I need a Mesa Boogie because Petrucci plays them. - Well, Alex Lifeson uses Hughes & Kettner, so shouldn't I start over with that company then? - No! Petrucci is the best guitarist, he's right! - Nah Alex is the sound genious! ...
How often have I heard such debates, but in the end it never helped them guys to find a good solution.

There is no 'ulimate' amp or cabinet for a specific genre in my opinion. The more important point is that one should have an idea about how his / her instrument shall sound.
There is no need to pay § 3.000 + for the perfect Engl amplification, and in the most cases it doesn't make any sense to throw away all the money for having the great label in one's stage background.
In the end, if you do it the total other way round, people are curious because they hear a very fine guitar tone and see a top and cabinet they've never seen before, you saved lots of money and, at some times, are the topic of the evening (therefore, you playing must be well too, of course).

So, how did I assemble my gear?

The most important thing is that you must be aware of the fact that you are handling electronic stuff; it helps to gain little knowlegde about that, and you gotta be open minded.

Spend good money for the little things, like cables. Purchasing the expensive cables really is worth the price. Buying the instrument cables you see in the studios is a very big improvement in sound, it helps more than anything else. Cheap cables damp a lot of the frequencies your guitar sends out, no good, make sure everything gets through.
Unless you're running over the the stage on and on, avoid fm transmitters. The quality of them is limitted by the fm specifications, and they add noise, unwanted frequencies and interferences. And the good ones really cost some money.
Don't use old cables. They lose quality. I'd say don't use a cable longer than 2 years. you step on them, accidentally put a cabinet on them and then push the it, etc; things that happen to cables. They get damaged.

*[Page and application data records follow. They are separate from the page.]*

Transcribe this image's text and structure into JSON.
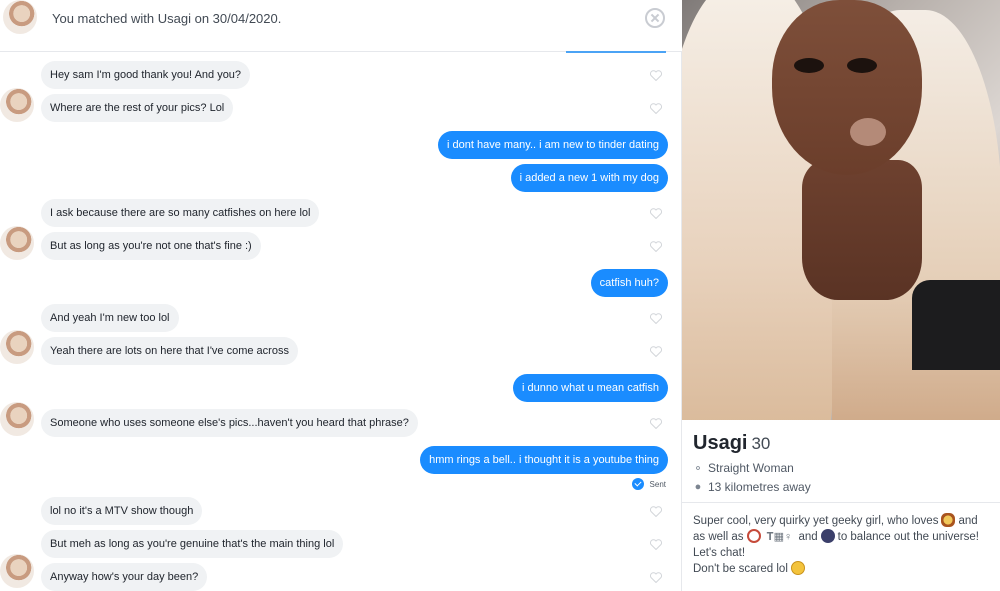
{
  "header": {
    "match_text": "You matched with Usagi on 30/04/2020."
  },
  "messages": [
    {
      "dir": "in",
      "text": "Hey sam I'm good thank you! And you?"
    },
    {
      "dir": "in",
      "text": "Where are the rest of your pics? Lol"
    },
    {
      "dir": "out",
      "text": "i dont have many.. i am new to tinder dating"
    },
    {
      "dir": "out",
      "text": "i added a new 1 with my dog"
    },
    {
      "dir": "in",
      "text": "I ask because there are so many catfishes on here lol"
    },
    {
      "dir": "in",
      "text": "But as long as you're not one that's fine :)"
    },
    {
      "dir": "out",
      "text": "catfish huh?"
    },
    {
      "dir": "in",
      "text": "And yeah I'm new too lol"
    },
    {
      "dir": "in",
      "text": "Yeah there are lots on here that I've come across"
    },
    {
      "dir": "out",
      "text": "i dunno what u mean catfish"
    },
    {
      "dir": "in",
      "text": "Someone who uses someone else's pics...haven't you heard that phrase?"
    },
    {
      "dir": "out",
      "text": "hmm rings a bell.. i thought it is a youtube thing"
    },
    {
      "dir": "in",
      "text": "lol no it's a MTV show though"
    },
    {
      "dir": "in",
      "text": "But meh as long as you're genuine that's the main thing lol"
    },
    {
      "dir": "in",
      "text": "Anyway how's your day been?"
    }
  ],
  "sent_status": "Sent",
  "profile": {
    "name": "Usagi",
    "age": "30",
    "orientation": "Straight Woman",
    "distance": "13 kilometres away",
    "bio": {
      "line1_a": "Super cool, very quirky yet geeky girl, who loves",
      "line1_b": "and",
      "line2_a": "as well as",
      "line2_b": "and",
      "line2_c": "to balance out the universe!",
      "line3": "Let's chat!",
      "line4": "Don't be scared lol"
    }
  },
  "icons": {
    "tools_glyph": "𝐓▦♀"
  },
  "colors": {
    "outgoing_bubble": "#1a8cff",
    "incoming_bubble": "#f0f2f4",
    "accent_line": "#4ba3f5"
  }
}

Next are cabinets.
Do not purchase one. That is a total waste of money!
I like the sound of Engl cabinets, but I'd be the total fool if I bought one. I looked inside one and checked what speakers they use. It's the speakers that make the tone, not the wooden box.
It got myself two of those and built the wooden box myself. Amount of money I saved: 600 € (At a power of 120 Watts)

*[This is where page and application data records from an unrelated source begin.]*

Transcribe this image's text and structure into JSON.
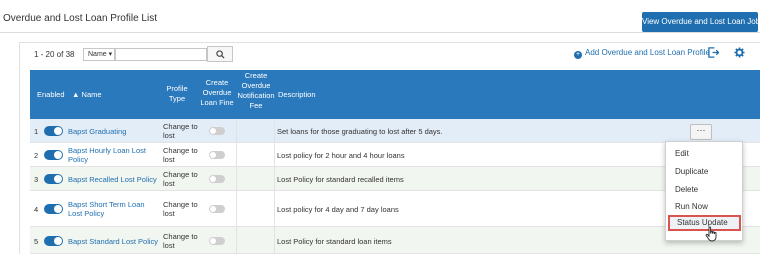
{
  "header": {
    "title": "Overdue and Lost Loan Profile List",
    "jobs_button": "View Overdue and Lost Loan Jobs"
  },
  "toolbar": {
    "count": "1 - 20 of 38",
    "sort_value": "Name",
    "search_value": "",
    "add_link": "Add Overdue and Lost Loan Profile"
  },
  "table": {
    "headers": {
      "enabled": "Enabled",
      "name": "Name",
      "profile_type": "Profile Type",
      "create_fine": "Create Overdue Loan Fine",
      "create_notif": "Create Overdue Notification Fee",
      "description": "Description"
    },
    "rows": [
      {
        "num": "1",
        "name": "Bapst Graduating",
        "type": "Change to lost",
        "description": "Set loans for those graduating to lost after 5 days."
      },
      {
        "num": "2",
        "name": "Bapst Hourly Loan Lost Policy",
        "type": "Change to lost",
        "description": "Lost policy for 2 hour and 4 hour loans"
      },
      {
        "num": "3",
        "name": "Bapst Recalled Lost Policy",
        "type": "Change to lost",
        "description": "Lost Policy for standard recalled items"
      },
      {
        "num": "4",
        "name": "Bapst Short Term Loan Lost Policy",
        "type": "Change to lost",
        "description": "Lost policy for 4 day and 7 day loans"
      },
      {
        "num": "5",
        "name": "Bapst Standard Lost Policy",
        "type": "Change to lost",
        "description": "Lost Policy for standard loan items"
      }
    ]
  },
  "row_menu": {
    "more": "···",
    "items": [
      "Edit",
      "Duplicate",
      "Delete",
      "Run Now",
      "Status Update"
    ]
  },
  "colors": {
    "accent": "#1f6fb0",
    "header_bg": "#2a79bd",
    "highlight_border": "#d9534f"
  }
}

Amplification and tonal control:
This one's a bit tricky. The combination I chose is indeed weird. It is a mixture of up-to-date-processor-techonlogy and the good-old-valve-world.
Here it comes to the point, where the musician needs a vision.

I have a very old bass top that was crafted in the early 70's, a Dynachord Bass King T, with the power of 40 watt rms. Sounds ridiculous, eh?
I can tell you, this thing is awesome!!!! I never had the oportunity to use its full power. (indeed, I'd be deaf if I ever had tried to!)
They still trade them at e-bay for 300 to 400 euro, so get one! It is good old simple but powerful and fine sounding analog technology, run by 2 EL34 valves.
The people in the audience all wonder what kind of top that is, with only 3 dials on it. Hehe

3 dials? WTF???

yeah, modern technology! The rest is in the effects processor.
The modern ones all have the option of amp / preamp / speaker simulation.
Here it is the point where your vision has to kick in.
Get a mid price processor you can handle. The better ones have a valve added, which is quite helpful, because the valve eliminates the digital sampling artefacts. You definately can hear the difference (when using good cables).
But, well, there's need for your creativity. If you use the factory default sounds, you won't be happy. (If they suite you, you don't have a vision for your guitar tone...)
Shamelessly turn the knobs, learn their functions and create a sound (or many) that blasts you through the window. Don't be afraid, the cable will bring you back to the ground. :D

There's one thing you gotta maintain on stage: no cell phones closer than 2 meters to your top...